@Ringedwithtile Thank you very much for the feedback!
NeoCweeny last edited by
I've got a simple question about Kingdom Hearts: do I have to be a fan of Disney?
- There's a lot of action involved. Some games are more about boss fights and set piece moments than stealth.
- The storyline as a whole is convoluted but when I'm playing the games I find it pretty easy to follow for the most part.
- If you dislike it because of the gameplay, stick with it because it gets better.
- The first two games are very short (around 8 hours). 3 and 4 are a bit longer (around 12). 5 is really long, it's a big open world with a lot of side quests.
- A lot, you will love some of it and hate some of it.
- I don't know where to start it's filled with unique systems, it doesn't play like any other video game.
- In MGS1 and 2 it's used a lot to advance the plot, a way for Konami to save money on cutscenes. In the other games it is not used as much anymore. It's mainly used for hints and easter eggs in those games.
- The penalty isn't big, you will never get an instant game over or something like that. You will enter an "alert status", you can either hide and wait untill it blows over or try and fight your way through it (In MGS1 and 2 this a much more difficult thing to do).
- There are a lot of great easter eggs, try to find some of them.
El Shmiablo Banned last edited by
@NeoCweeny I mean, the game is total fanservice for Disney fans. You don't need to know all about the movies to understand the plot or anything, but having an appreciation for the work will really help.
Its like asking if you need to be a Nintendo fan to enjoy Smash Bros. It is an amazing game regardless, but it helps if you know more/have an apprecoation for the source material.
@NeoCweeny First, thank you very much for your feedback! Second, to answer your question, kind of? In the first two areas you'll play in, there's more emphasis on Final Fantasy aspects, but EVERY world you visit afterwards is Disney related until DEEP into the game, and even then there's a Disney subplot. The very last world has a Disney boss, but it's a completely unique experience.
In short, I don't THINK so, but Kingdom Hearts is a Disney game with Final Fantasy systems, characters, and overall story structure.
logic__error last edited by
@NeoCweeny El Smiablo said it well, at least having an appreciation for Disney will give you a better experience.
Most of the worlds are pretty self contained and have an alternate universe for the respective Disney franchise, which borrows from the events in each film. So if you've seen the movie that world, and the scenario inside, will be familiar and if not they explain things enough that it won't be confusing.

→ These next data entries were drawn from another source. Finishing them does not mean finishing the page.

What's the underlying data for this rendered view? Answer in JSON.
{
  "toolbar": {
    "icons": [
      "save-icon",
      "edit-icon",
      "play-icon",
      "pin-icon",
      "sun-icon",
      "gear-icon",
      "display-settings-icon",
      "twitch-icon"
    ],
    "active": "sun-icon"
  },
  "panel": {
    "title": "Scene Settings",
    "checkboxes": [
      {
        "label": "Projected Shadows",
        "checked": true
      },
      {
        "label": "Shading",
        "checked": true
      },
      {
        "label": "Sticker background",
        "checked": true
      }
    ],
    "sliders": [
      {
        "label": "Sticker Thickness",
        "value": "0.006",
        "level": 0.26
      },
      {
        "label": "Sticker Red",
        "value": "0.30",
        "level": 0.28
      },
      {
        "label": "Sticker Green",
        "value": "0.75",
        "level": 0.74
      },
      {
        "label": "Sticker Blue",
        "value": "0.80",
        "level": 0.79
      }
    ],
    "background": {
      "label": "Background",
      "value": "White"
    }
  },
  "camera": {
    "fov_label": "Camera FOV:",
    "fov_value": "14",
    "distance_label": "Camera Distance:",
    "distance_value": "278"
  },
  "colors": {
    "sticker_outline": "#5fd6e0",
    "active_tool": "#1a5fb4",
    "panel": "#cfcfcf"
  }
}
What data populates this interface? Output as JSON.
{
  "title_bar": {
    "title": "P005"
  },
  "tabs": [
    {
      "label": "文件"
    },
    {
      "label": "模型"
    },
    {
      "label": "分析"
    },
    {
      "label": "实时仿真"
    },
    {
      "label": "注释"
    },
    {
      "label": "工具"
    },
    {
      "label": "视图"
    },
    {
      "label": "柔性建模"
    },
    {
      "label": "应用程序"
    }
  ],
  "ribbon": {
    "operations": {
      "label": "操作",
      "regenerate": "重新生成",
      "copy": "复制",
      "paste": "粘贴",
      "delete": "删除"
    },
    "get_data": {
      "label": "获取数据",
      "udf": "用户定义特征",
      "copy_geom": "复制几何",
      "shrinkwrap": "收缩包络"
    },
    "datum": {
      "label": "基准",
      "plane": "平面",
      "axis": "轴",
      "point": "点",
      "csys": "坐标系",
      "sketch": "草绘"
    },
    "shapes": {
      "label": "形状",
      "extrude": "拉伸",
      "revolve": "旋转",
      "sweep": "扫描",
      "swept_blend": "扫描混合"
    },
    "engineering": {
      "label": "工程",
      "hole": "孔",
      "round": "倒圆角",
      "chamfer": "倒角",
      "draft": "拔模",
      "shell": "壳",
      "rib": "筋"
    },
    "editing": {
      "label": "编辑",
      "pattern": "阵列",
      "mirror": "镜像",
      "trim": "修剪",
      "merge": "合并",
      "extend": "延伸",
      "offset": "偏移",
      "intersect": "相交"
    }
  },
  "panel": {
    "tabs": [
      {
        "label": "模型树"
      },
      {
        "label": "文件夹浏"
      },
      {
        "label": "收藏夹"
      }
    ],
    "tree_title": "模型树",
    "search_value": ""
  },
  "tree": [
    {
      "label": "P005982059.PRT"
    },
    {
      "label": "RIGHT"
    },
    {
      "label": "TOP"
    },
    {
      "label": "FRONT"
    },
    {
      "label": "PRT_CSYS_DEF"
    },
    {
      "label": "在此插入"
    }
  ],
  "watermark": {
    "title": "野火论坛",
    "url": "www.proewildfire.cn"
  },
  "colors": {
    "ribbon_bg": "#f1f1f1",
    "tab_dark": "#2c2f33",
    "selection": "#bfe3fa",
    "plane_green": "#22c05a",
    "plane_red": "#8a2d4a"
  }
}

If you really dislike Disney though it would probably be tough to get through.